    http://en.wikipedia.org/wiki/United_Nations_member_states
     
  17. rcscwc

    rcscwc Tihar Jail Banned

    Joined:
    Sep 27, 2010
    Messages:
    280
    Likes Received:
    7
    Location:
    Delhi
  18. rcscwc

    rcscwc Tihar Jail Banned

    Joined:
    Sep 27, 2010
    Messages:
    280
    Likes Received:
    7
    Location:
    Delhi
    That fool Nehru made so many blunders one wonders if he really was a patriot, or even an Indian. Recognising Tibet as part of China, giving up priveleges in Tibet, gifting away of Aksai Chin, not liberating Kashmir fully, genocide of Hindus and Sikhs in Pakistan with ethnic cleansing, hosting a large, hostile muslim population [recall that muslims had voted for Muslim League in the interim elections.]
     
    Last edited: Nov 18, 2010
    maomao and panduranghari like this.
  19. badguy2000

    badguy2000 Respected Member Senior Member

    Joined:
    May 20, 2009
    Messages:
    4,957
    Likes Received:
    613
    well, what a joke and wet dream of losers !

    who can offer a permanent seat of UNSC?
    any change of UNSC strcutures could not be done ,hadn't it been agreed on all veto-holders.
    So,either SOviet or USA couldn't unilaterally change the structure of UNSC during cold war at all,neither can either of them now.

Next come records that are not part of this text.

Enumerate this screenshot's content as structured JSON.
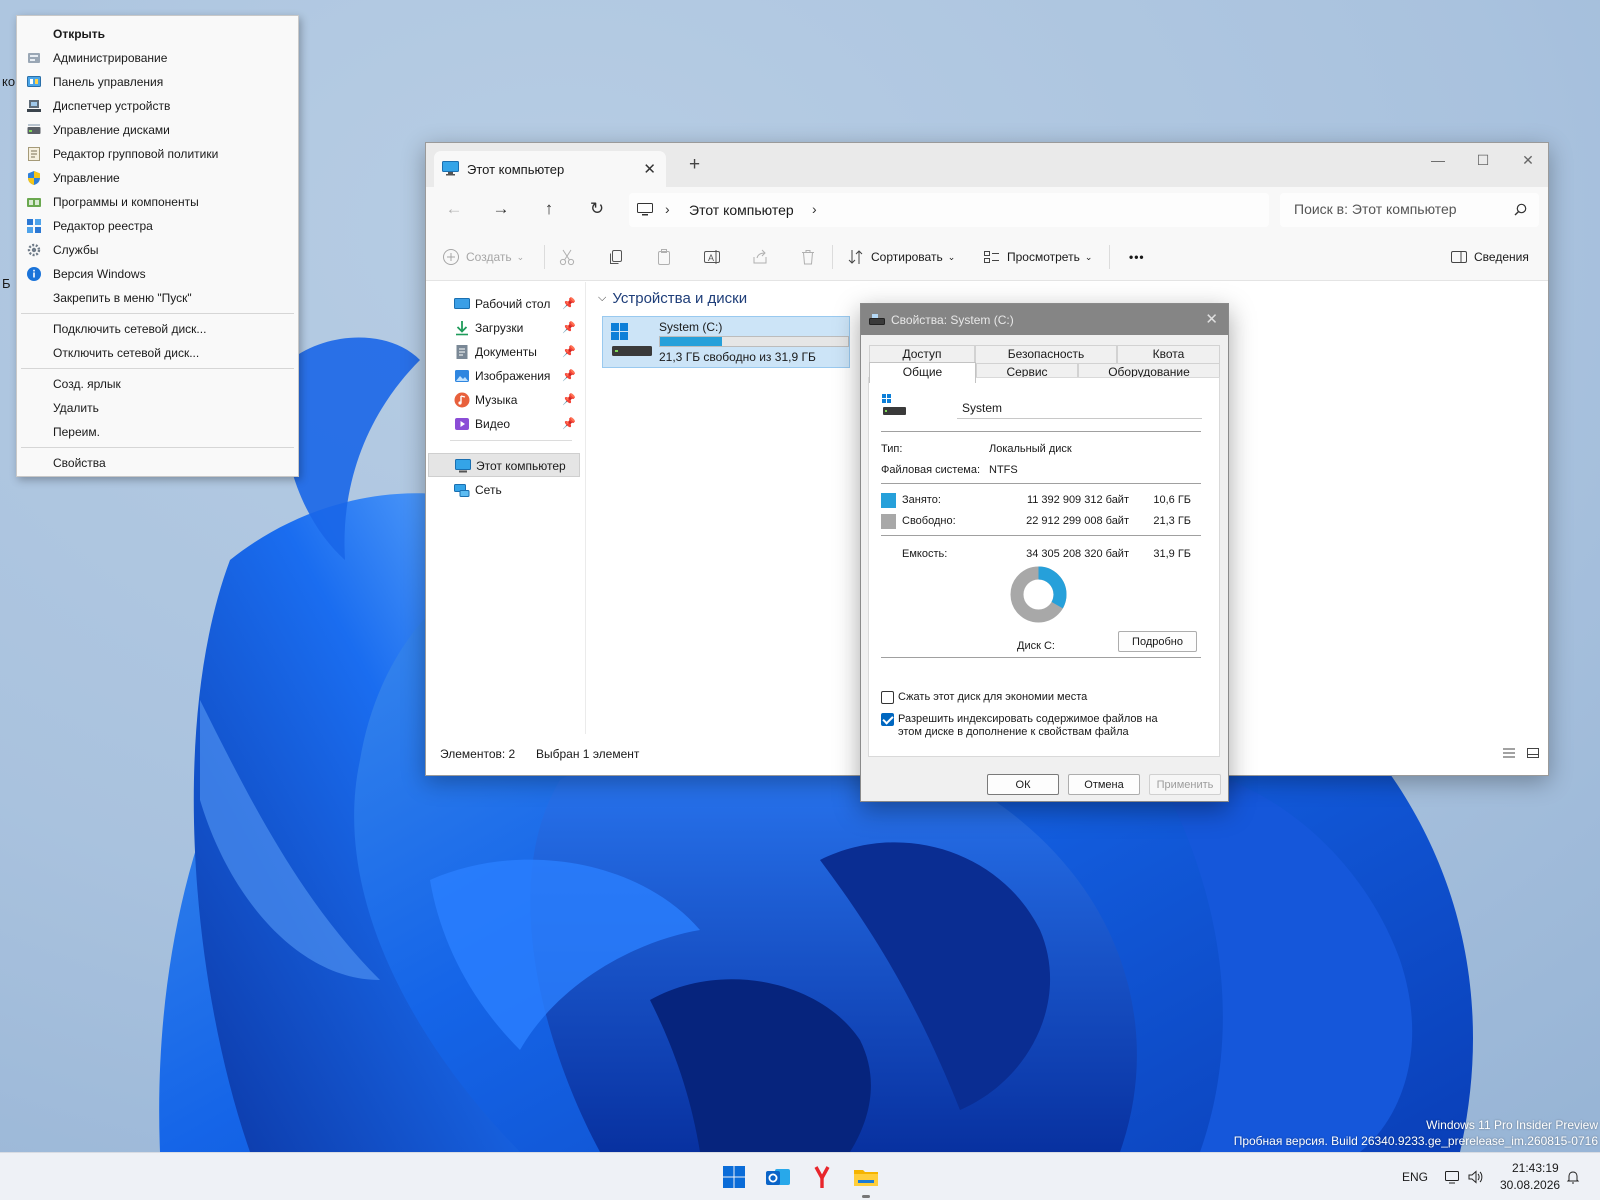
{
  "desktop": {
    "fragments": [
      "ко",
      "Б"
    ],
    "watermark": {
      "line1": "Windows 11 Pro Insider Preview",
      "line2": "Пробная версия. Build 26340.9233.ge_prerelease_im.260815-0716"
    }
  },
  "context_menu": {
    "items": [
      {
        "label": "Открыть",
        "icon": "none"
      },
      {
        "label": "Администрирование",
        "icon": "admin-tools-icon"
      },
      {
        "label": "Панель управления",
        "icon": "control-panel-icon"
      },
      {
        "label": "Диспетчер устройств",
        "icon": "device-manager-icon"
      },
      {
        "label": "Управление дисками",
        "icon": "disk-management-icon"
      },
      {
        "label": "Редактор групповой политики",
        "icon": "group-policy-icon"
      },
      {
        "label": "Управление",
        "icon": "shield-icon"
      },
      {
        "label": "Программы и компоненты",
        "icon": "programs-icon"
      },
      {
        "label": "Редактор реестра",
        "icon": "registry-icon"
      },
      {
        "label": "Службы",
        "icon": "gear-icon"
      },
      {
        "label": "Версия Windows",
        "icon": "info-icon"
      },
      {
        "label": "Закрепить в меню \"Пуск\"",
        "icon": "none"
      },
      {
        "label": "Подключить сетевой диск...",
        "icon": "none"
      },
      {
        "label": "Отключить сетевой диск...",
        "icon": "none"
      },
      {
        "label": "Созд. ярлык",
        "icon": "none"
      },
      {
        "label": "Удалить",
        "icon": "none"
      },
      {
        "label": "Переим.",
        "icon": "none"
      },
      {
        "label": "Свойства",
        "icon": "none"
      }
    ]
  },
  "explorer": {
    "tab_title": "Этот компьютер",
    "tab_close": "✕",
    "new_tab": "+",
    "window_controls": {
      "minimize": "—",
      "maximize": "☐",
      "close": "✕"
    },
    "nav_buttons": {
      "back": "←",
      "forward": "→",
      "up": "↑",
      "refresh": "↻"
    },
    "address": {
      "location": "Этот компьютер",
      "separator": "›"
    },
    "search_placeholder": "Поиск в: Этот компьютер",
    "commands": {
      "create": "Создать",
      "sort": "Сортировать",
      "view": "Просмотреть",
      "more": "•••",
      "details": "Сведения",
      "dropdown": "⌄"
    },
    "sidebar": {
      "pinned": [
        {
          "label": "Рабочий стол",
          "icon": "desktop-icon"
        },
        {
          "label": "Загрузки",
          "icon": "downloads-icon"
        },
        {
          "label": "Документы",
          "icon": "documents-icon"
        },
        {
          "label": "Изображения",
          "icon": "pictures-icon"
        },
        {
          "label": "Музыка",
          "icon": "music-icon"
        },
        {
          "label": "Видео",
          "icon": "videos-icon"
        }
      ],
      "pin_glyph": "📌",
      "this_pc": "Этот компьютер",
      "network": "Сеть"
    },
    "group_header": "Устройства и диски",
    "group_chevron": "⌵",
    "drive": {
      "name": "System (C:)",
      "free_text": "21,3 ГБ свободно из 31,9 ГБ",
      "used_fraction": 0.332
    },
    "status": {
      "items_count": "Элементов: 2",
      "selected": "Выбран 1 элемент"
    }
  },
  "properties": {
    "title": "Свойства: System (C:)",
    "close": "✕",
    "tabs_row1": [
      "Доступ",
      "Безопасность",
      "Квота"
    ],
    "tabs_row2": [
      "Общие",
      "Сервис",
      "Оборудование"
    ],
    "active_tab": "Общие",
    "volume_label": "System",
    "type_label": "Тип:",
    "type_value": "Локальный диск",
    "fs_label": "Файловая система:",
    "fs_value": "NTFS",
    "used_label": "Занято:",
    "used_bytes": "11 392 909 312 байт",
    "used_size": "10,6 ГБ",
    "free_label": "Свободно:",
    "free_bytes": "22 912 299 008 байт",
    "free_size": "21,3 ГБ",
    "capacity_label": "Емкость:",
    "capacity_bytes": "34 305 208 320 байт",
    "capacity_size": "31,9 ГБ",
    "disk_label": "Диск C:",
    "details_button": "Подробно",
    "used_fraction": 0.332,
    "colors": {
      "used": "#26a0da",
      "free": "#a8a8a8"
    },
    "compress_label": "Сжать этот диск для экономии места",
    "compress_checked": false,
    "index_label_line1": "Разрешить индексировать содержимое файлов на",
    "index_label_line2": "этом диске в дополнение к свойствам файла",
    "index_checked": true,
    "ok": "ОК",
    "cancel": "Отмена",
    "apply": "Применить"
  },
  "taskbar": {
    "apps": [
      "windows-start-icon",
      "outlook-icon",
      "yandex-browser-icon",
      "file-explorer-icon"
    ],
    "language": "ENG",
    "time": "21:43:19",
    "date": "30.08.2026"
  }
}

    Since 1945, China was already the veto-holder on UN,whether "CHina" was reprensented by PRC or Roc.

    Unfortuately, any such cheap offer from RUssia or USA would definitely be vetoed by ROC(republic of CHina) or PRC(People republic of CHina),
     
  20. SHASH2K2

    SHASH2K2 New Member

    Joined:
    May 10, 2010
    Messages:
    5,711
    Likes Received:
    723
    Location:
    Bihar, BanGalore , India
    You belong to ROC or PRC ? you can speak on behalf of only one of them. moreover activities like this can only happen with consensus . When Uncle sam wants something he gets it same way CHina was forced to agree on NSG issue for including India .
     
    panduranghari likes this.
  21. Agantrope

    Agantrope Senior Member Senior Member

    Joined:
    Nov 1, 2009
    Messages:
    1,247
    Likes Received:
    68
    LOL buddy!!!
    What you think of the UNSC? That is literally offered to Allied forces who won the WW-II
    British Empire, French, USSR, USA, China offered that. But the hell this fool turned down the offer for the seat the Mao ruled commie land and now we are running the hell behind that.

    India had lost a lot because of him rather than any gain.
     

Share This Page